We had a day free in the city after a big gig the night before, and it was a bit of a cold rainy Melbourne afternoon, so we went for an explore around the Wallace & Grommit and Friends – The Magic of Aardman exhibition at the ACMI in Melbourne’s Federation Square. It’s amazing – so good! I highly recommend it to anyone who has enjoyed any of the Aardman animations or if you are just interested in what it takes to make an animated movie. The sets are so detailed, so intricate. Such a lot of work goes into each scene, its incredible.
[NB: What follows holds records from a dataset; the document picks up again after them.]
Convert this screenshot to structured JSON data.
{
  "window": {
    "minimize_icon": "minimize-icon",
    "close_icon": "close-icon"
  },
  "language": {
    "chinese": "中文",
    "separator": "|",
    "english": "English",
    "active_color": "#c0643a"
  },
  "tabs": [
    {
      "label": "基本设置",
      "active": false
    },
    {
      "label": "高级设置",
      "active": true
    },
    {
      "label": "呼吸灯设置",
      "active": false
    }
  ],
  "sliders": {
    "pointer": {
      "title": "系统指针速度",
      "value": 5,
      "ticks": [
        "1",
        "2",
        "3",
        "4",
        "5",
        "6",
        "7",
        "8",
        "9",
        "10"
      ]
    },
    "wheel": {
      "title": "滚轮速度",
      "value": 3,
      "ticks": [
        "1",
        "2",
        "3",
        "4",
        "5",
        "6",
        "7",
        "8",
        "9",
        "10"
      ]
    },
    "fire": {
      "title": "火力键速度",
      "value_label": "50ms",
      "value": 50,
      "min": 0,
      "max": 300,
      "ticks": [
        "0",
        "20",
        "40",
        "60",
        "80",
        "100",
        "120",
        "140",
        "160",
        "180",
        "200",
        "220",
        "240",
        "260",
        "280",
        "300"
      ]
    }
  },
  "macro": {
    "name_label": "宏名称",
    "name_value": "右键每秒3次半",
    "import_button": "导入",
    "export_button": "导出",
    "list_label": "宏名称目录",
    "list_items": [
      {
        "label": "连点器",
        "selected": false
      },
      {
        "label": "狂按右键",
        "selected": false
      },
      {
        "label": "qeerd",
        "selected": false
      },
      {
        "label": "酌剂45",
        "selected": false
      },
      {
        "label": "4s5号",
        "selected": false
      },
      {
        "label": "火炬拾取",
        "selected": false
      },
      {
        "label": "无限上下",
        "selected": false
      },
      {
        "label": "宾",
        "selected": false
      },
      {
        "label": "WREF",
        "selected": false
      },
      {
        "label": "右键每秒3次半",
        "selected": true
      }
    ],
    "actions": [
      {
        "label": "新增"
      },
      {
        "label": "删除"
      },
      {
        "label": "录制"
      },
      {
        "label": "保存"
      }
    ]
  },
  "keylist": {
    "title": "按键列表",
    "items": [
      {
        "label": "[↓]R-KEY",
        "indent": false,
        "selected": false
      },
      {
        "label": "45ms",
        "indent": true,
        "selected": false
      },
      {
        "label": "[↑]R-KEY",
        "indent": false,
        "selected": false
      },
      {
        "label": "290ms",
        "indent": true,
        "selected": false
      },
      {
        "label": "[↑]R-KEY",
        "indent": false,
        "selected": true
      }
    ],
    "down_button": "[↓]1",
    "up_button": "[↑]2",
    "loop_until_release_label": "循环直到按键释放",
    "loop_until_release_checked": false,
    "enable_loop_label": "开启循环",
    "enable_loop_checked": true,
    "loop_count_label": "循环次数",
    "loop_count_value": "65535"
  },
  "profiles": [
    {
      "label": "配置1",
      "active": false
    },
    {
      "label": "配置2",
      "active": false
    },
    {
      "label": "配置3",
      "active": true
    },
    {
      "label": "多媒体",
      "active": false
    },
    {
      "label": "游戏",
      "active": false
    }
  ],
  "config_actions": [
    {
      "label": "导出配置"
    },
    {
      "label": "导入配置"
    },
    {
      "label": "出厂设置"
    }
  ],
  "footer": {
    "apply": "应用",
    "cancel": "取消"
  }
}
I hadn’t actually heard of ‘The Pirates! Band Of Misfits’ movie, but the sets in the exhibition inspired me to find out more so we watched it that night when we got home.
I wish I had more photos of these sets – they were incredibly detailed. Shelves full of little tiny jars of all sorts of things, mini books, lanterns, crates, little tiny skeletons – it’s such a skill to make these miniature items in such detail and realism.
The Art Department
‘Stained glass windows, vegetables, cakes, crockery, framed photos, door handles, curtains, wallpaper, hats, shoes, handbags, lamps, chairs, alarm clocks…
The numerous props seen on the sets of Aardman films are very similar to objects viewers might use every day, but each one is extremely important for defining and clarifying the character’s personalities. These scale models are the work of talented craftspeople engaged in an artistic manufacturing process who construct, chisel, mould, cut, sculpt, paint, and cast. It is work based on shape, but is also influenced by the materials used – sets and puppets are rarely made from what they are supposed to represent, apart from fabrics and glass whose particular looks are difficult to replicate using anything else. By observing the shapes and patterns of each object, we can see the details which make them unique. Whether it’s the ridges on a vegetable or the shape of a keyhole, the artists are fully able to express their talent when creating pieces on a reduced scale. Many copies of the same miniature accessory are often created, such as the beer mugs in Pirates! or the thousands of vegetables used in the vegetable contest in The Curse of the Were-Rabbit, giving a final result that is both abundant and authentic. Although it may seem repetitive, reproducing these elements actually showcases the subtle inventiveness of the sculptors, enhancing the richness of the final image on the screen with each handmade item being slightly but visibly different.’